There are currently three leagues in this classification: the 12-team Double-A Northeast, with teams in the Northeast and Mid-Atlantic regions of the U.S., the 8-team Double-A South, with teams in the Deep South, and the 10-team Double-A Central, with teams in the Southwest and Great Plains. They replaced the Eastern League, Southern League, and the Texas League, respectively.[3]


One level below Double-A is the High-A level, named "Class A-Advanced" before 2021. Beginning in 2021, this classification has three leagues: the 12-team High-A East, with teams in eastern states, the 12-team High-A Central, covering the Midwest, and the 6-team High-A West, with teams in the Pacific Northwest. They succeed the Carolina League, Midwest League, and Northwest League, respectively, with the Midwest League having previously been a Low-A League and the Northwest League having previously been a short-season league.

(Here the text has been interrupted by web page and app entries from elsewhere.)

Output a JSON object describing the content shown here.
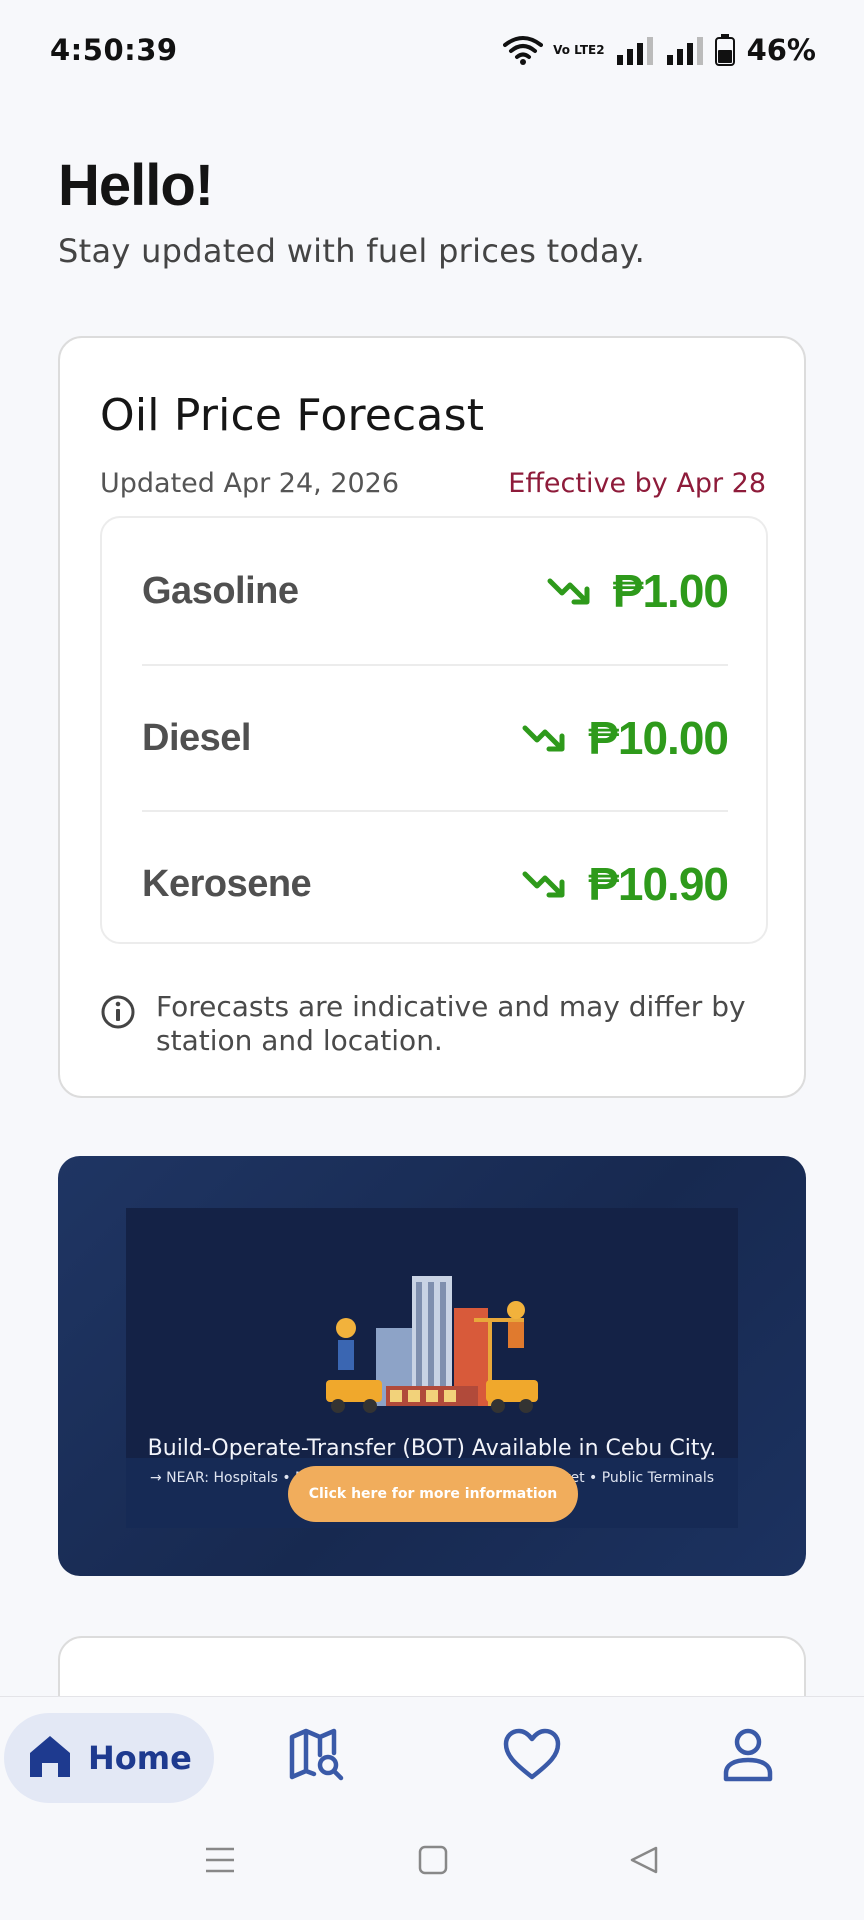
{
  "status_bar": {
    "time": "4:50:39",
    "network": "Vo LTE2",
    "battery": "46%"
  },
  "greeting": {
    "title": "Hello!",
    "subtitle": "Stay updated with fuel prices today."
  },
  "forecast": {
    "title": "Oil Price Forecast",
    "updated": "Updated Apr 24, 2026",
    "effective": "Effective by Apr 28",
    "items": [
      {
        "name": "Gasoline",
        "price": "₱1.00",
        "trend": "down"
      },
      {
        "name": "Diesel",
        "price": "₱10.00",
        "trend": "down"
      },
      {
        "name": "Kerosene",
        "price": "₱10.90",
        "trend": "down"
      }
    ],
    "disclaimer": "Forecasts are indicative and may differ by station and location."
  },
  "banner": {
    "title": "Build-Operate-Transfer (BOT) Available in Cebu City.",
    "near": "→ NEAR: Hospitals • Malls • Major Universities • Public Market • Public Terminals",
    "cta": "Click here for more information"
  },
  "bottom_nav": {
    "home_label": "Home",
    "items": [
      "home-icon",
      "map-search-icon",
      "heart-icon",
      "profile-icon"
    ]
  },
  "colors": {
    "accent": "#1e3a8f",
    "price_down": "#2e9a1b",
    "effective": "#8e1b3a",
    "cta": "#f1ad5c"
  }
}
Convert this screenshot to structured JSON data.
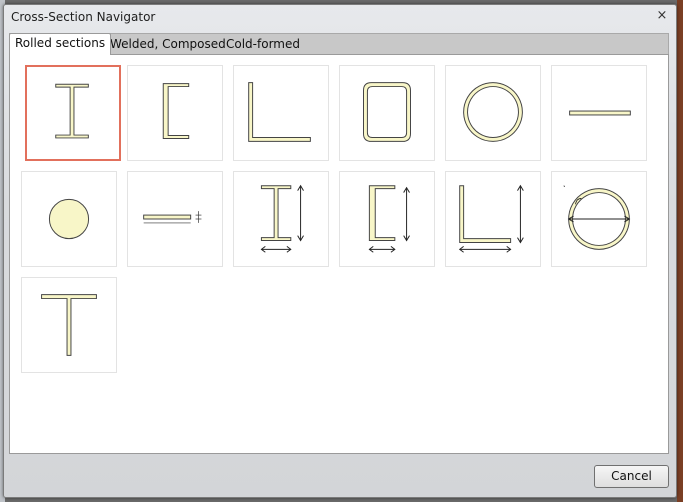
{
  "window": {
    "title": "Cross-Section Navigator",
    "close_glyph": "×"
  },
  "tabs": [
    {
      "label": "Rolled sections",
      "active": true
    },
    {
      "label": "Welded, Composed",
      "active": false
    },
    {
      "label": "Cold-formed",
      "active": false
    }
  ],
  "sections": [
    {
      "name": "i-section-icon",
      "selected": true
    },
    {
      "name": "channel-section-icon",
      "selected": false
    },
    {
      "name": "angle-section-icon",
      "selected": false
    },
    {
      "name": "rectangular-hollow-section-icon",
      "selected": false
    },
    {
      "name": "circular-hollow-section-icon",
      "selected": false
    },
    {
      "name": "flat-bar-icon",
      "selected": false
    },
    {
      "name": "round-bar-icon",
      "selected": false
    },
    {
      "name": "flat-bar-dimensioned-icon",
      "selected": false
    },
    {
      "name": "i-section-dimensioned-icon",
      "selected": false
    },
    {
      "name": "channel-section-dimensioned-icon",
      "selected": false
    },
    {
      "name": "angle-section-dimensioned-icon",
      "selected": false
    },
    {
      "name": "circular-hollow-dimensioned-icon",
      "selected": false
    },
    {
      "name": "t-section-icon",
      "selected": false
    }
  ],
  "buttons": {
    "cancel_label": "Cancel"
  },
  "colors": {
    "section_fill": "#f8f6c8",
    "selection_border": "#e2705c"
  }
}
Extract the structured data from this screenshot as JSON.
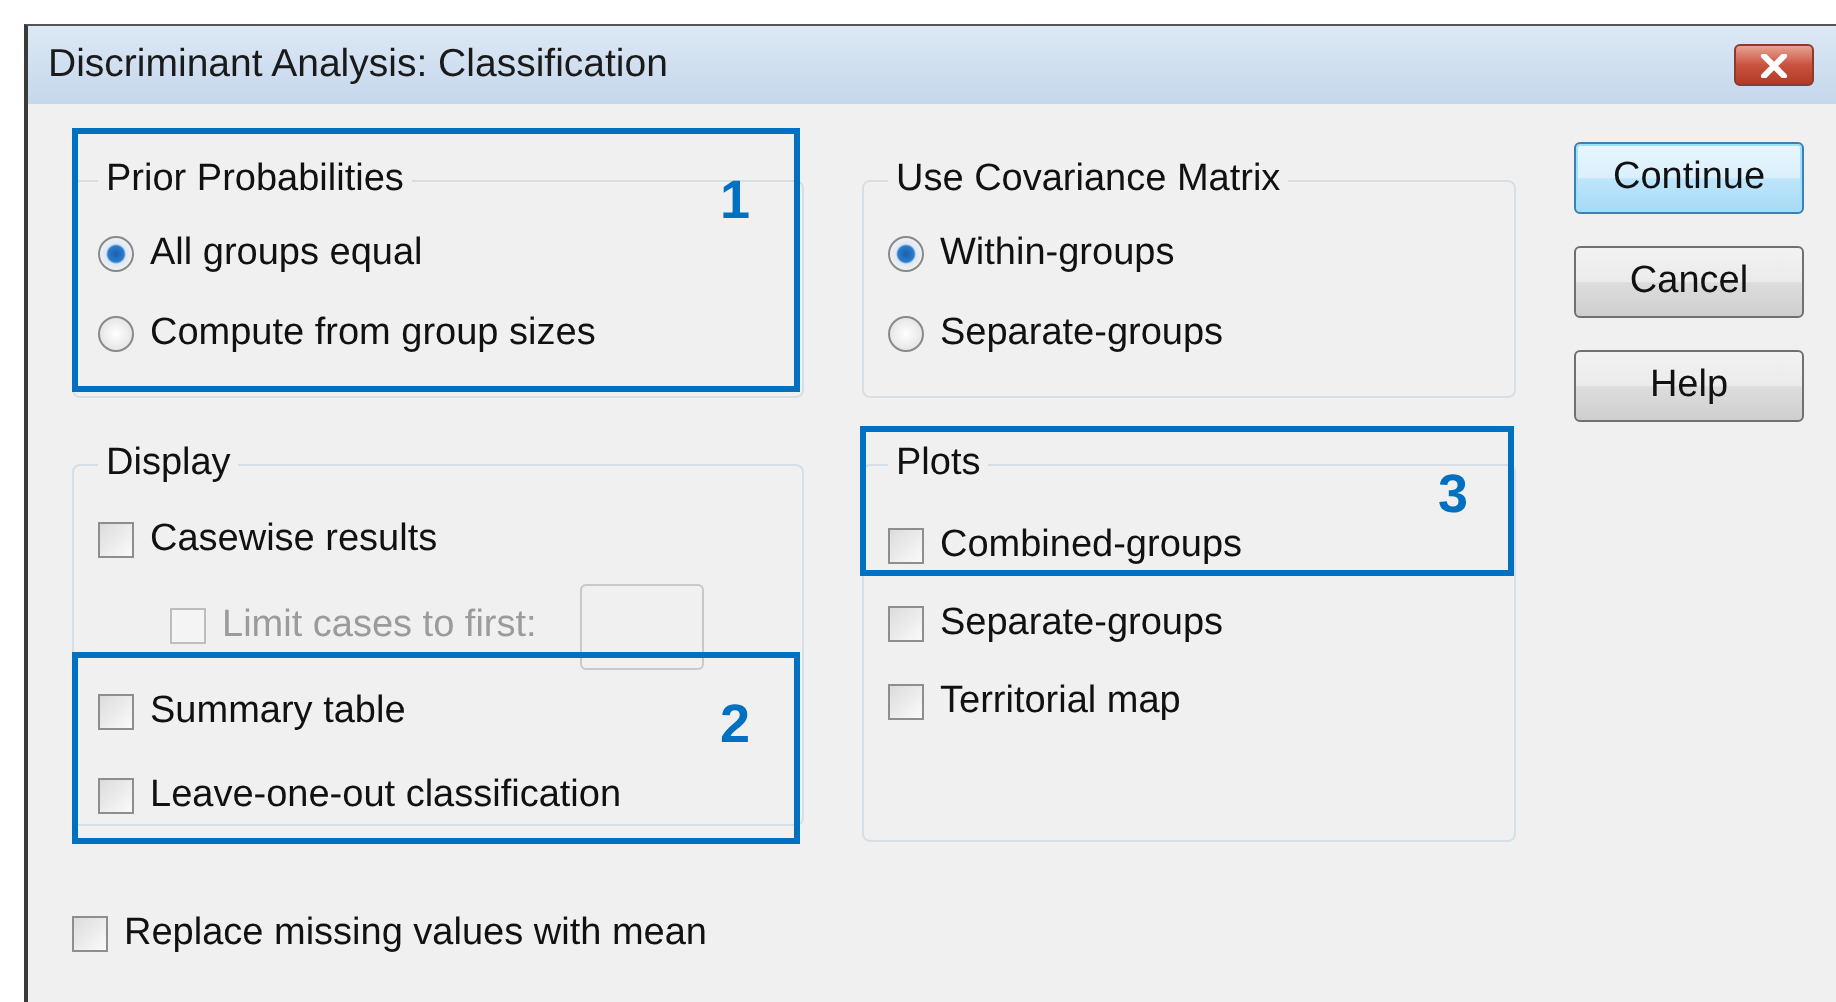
{
  "window": {
    "title": "Discriminant Analysis: Classification"
  },
  "prior_probabilities": {
    "title": "Prior Probabilities",
    "options": [
      {
        "label": "All groups equal",
        "selected": true
      },
      {
        "label": "Compute from group sizes",
        "selected": false
      }
    ]
  },
  "covariance_matrix": {
    "title": "Use Covariance Matrix",
    "options": [
      {
        "label": "Within-groups",
        "selected": true
      },
      {
        "label": "Separate-groups",
        "selected": false
      }
    ]
  },
  "display": {
    "title": "Display",
    "items": [
      {
        "kind": "checkbox",
        "label": "Casewise results",
        "checked": false,
        "disabled": false
      },
      {
        "kind": "limit",
        "label": "Limit cases to first:",
        "checked": false,
        "disabled": true
      },
      {
        "kind": "checkbox",
        "label": "Summary table",
        "checked": false,
        "disabled": false
      },
      {
        "kind": "checkbox",
        "label": "Leave-one-out classification",
        "checked": false,
        "disabled": false
      }
    ]
  },
  "plots": {
    "title": "Plots",
    "items": [
      {
        "label": "Combined-groups",
        "checked": false
      },
      {
        "label": "Separate-groups",
        "checked": false
      },
      {
        "label": "Territorial map",
        "checked": false
      }
    ]
  },
  "replace_missing": {
    "label": "Replace missing values with mean",
    "checked": false
  },
  "buttons": [
    {
      "label": "Continue",
      "default": true
    },
    {
      "label": "Cancel",
      "default": false
    },
    {
      "label": "Help",
      "default": false
    }
  ],
  "callouts": [
    {
      "number": "1"
    },
    {
      "number": "2"
    },
    {
      "number": "3"
    }
  ]
}
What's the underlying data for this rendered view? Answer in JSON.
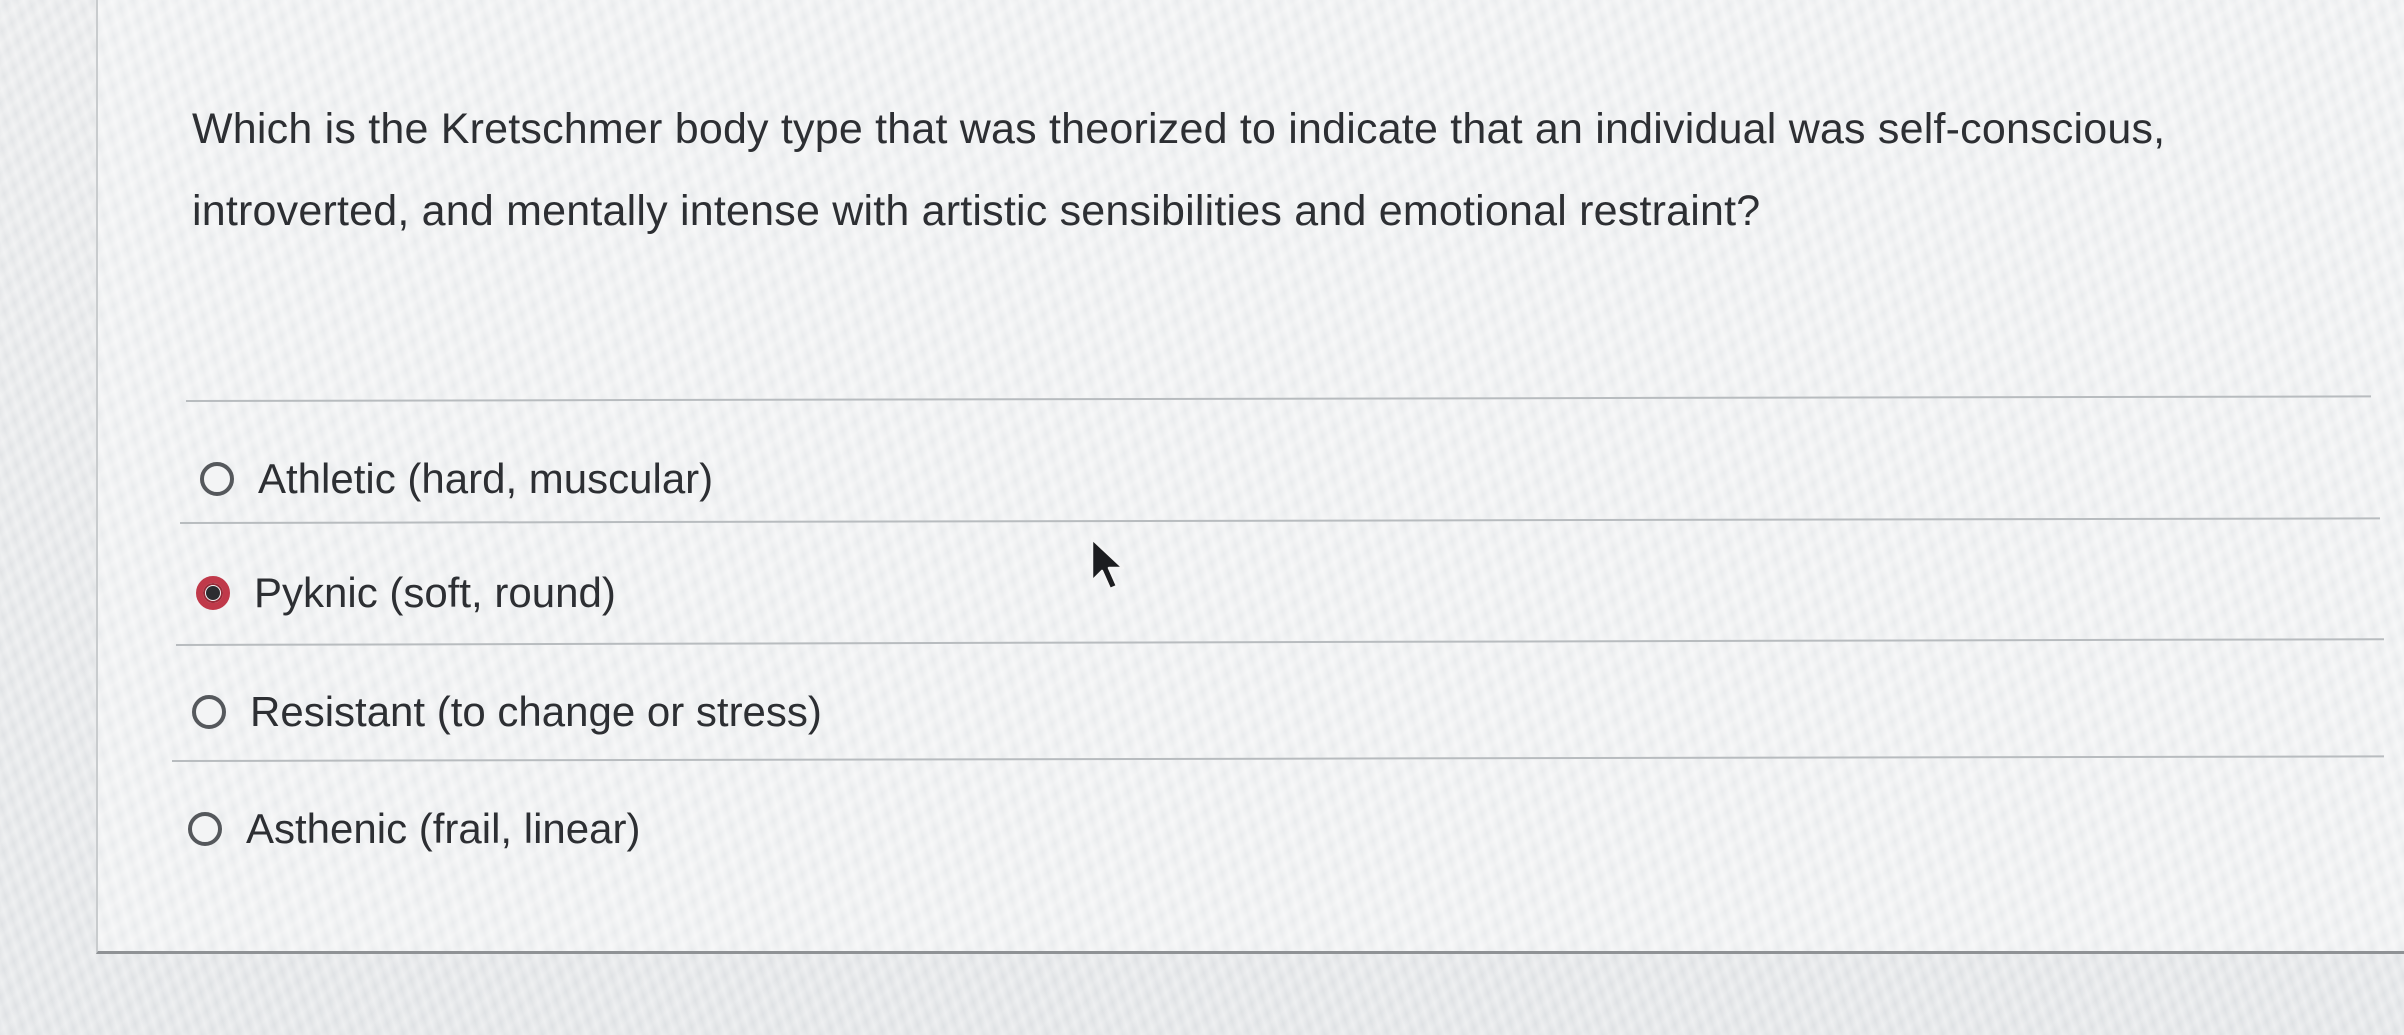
{
  "question": {
    "text": "Which is the Kretschmer body type that was theorized to indicate that an individual was self-conscious, introverted, and mentally intense with artistic sensibilities and emotional restraint?"
  },
  "options": [
    {
      "label": "Athletic (hard, muscular)",
      "selected": false
    },
    {
      "label": "Pyknic (soft, round)",
      "selected": true
    },
    {
      "label": "Resistant (to change or stress)",
      "selected": false
    },
    {
      "label": "Asthenic (frail, linear)",
      "selected": false
    }
  ],
  "colors": {
    "selected_ring": "#c0394a",
    "text": "#2d2f33",
    "divider": "#b8bcbf"
  },
  "icons": {
    "cursor": "mouse-pointer-icon"
  }
}
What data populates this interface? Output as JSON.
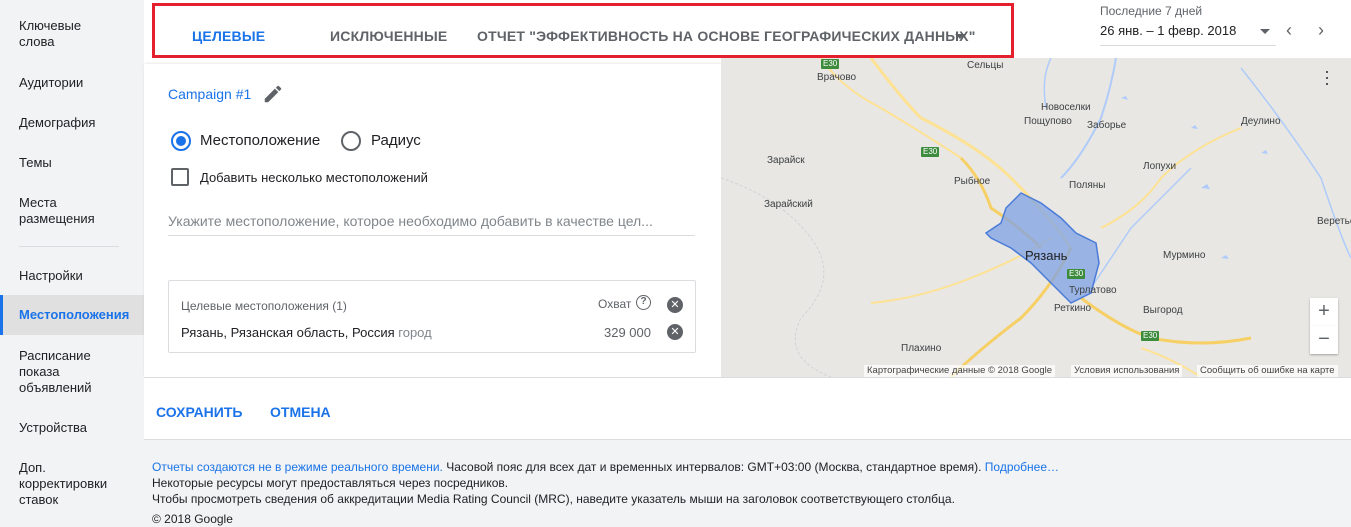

Below the High-A level is Low-A, named "Class A" before 2021, when it was also known as Single-A or Full-Season A.[b] Beginning in 2021, this classification has three leagues: the 12-team Low-A East, with teams along the Atlantic Coast, the 10-team Low-A Southeast, located entirely in Florida, and the 8-team Low-A West,located entirely in California, which succeed the South Atlantic League, Florida State League, and California League, respectively, the latter two having been High-A leagues.


Minor leagues with the Rookie classification play a shortened season, starting in mid-June and ending in late August or early September. This lowest level of minor league baseball consists of two US-based leagues, the Arizona Complex League and Florida Complex League (known as the Arizona League and Gulf Coast League, respectively, before 2021), and one Caribbean-based league, the Dominican Summer League.


Lacques, Gabe (December 9, 2020). "Major League Baseball issues invites for minor-league affiliates; here are teams that didn't make cut". USA Today. Retrieved December 10, 2020.

O'Kennedy, Patrick (February 13, 2021). "Examining Minor league baseball's new structure". SB Nation. Retrieved April 16, 2021 – via MSN.com.

Mayo, Jonathan (February 12, 2020). "MLB announces new Minors teams, leagues". mlb.com. Retrieved February 14, 2020.

Shelburne, Ramona (September 1, 2010). "John Lindsey waits for his chance". ESPN. Archived from the original on September 6, 2010. Retrieved September 28, 2010.

Moore, Jeff (July 2, 2013). "Understanding minor league levels". The Hardball Times. Archived from the original on November 13, 2013. Retrieved November 13, 2013.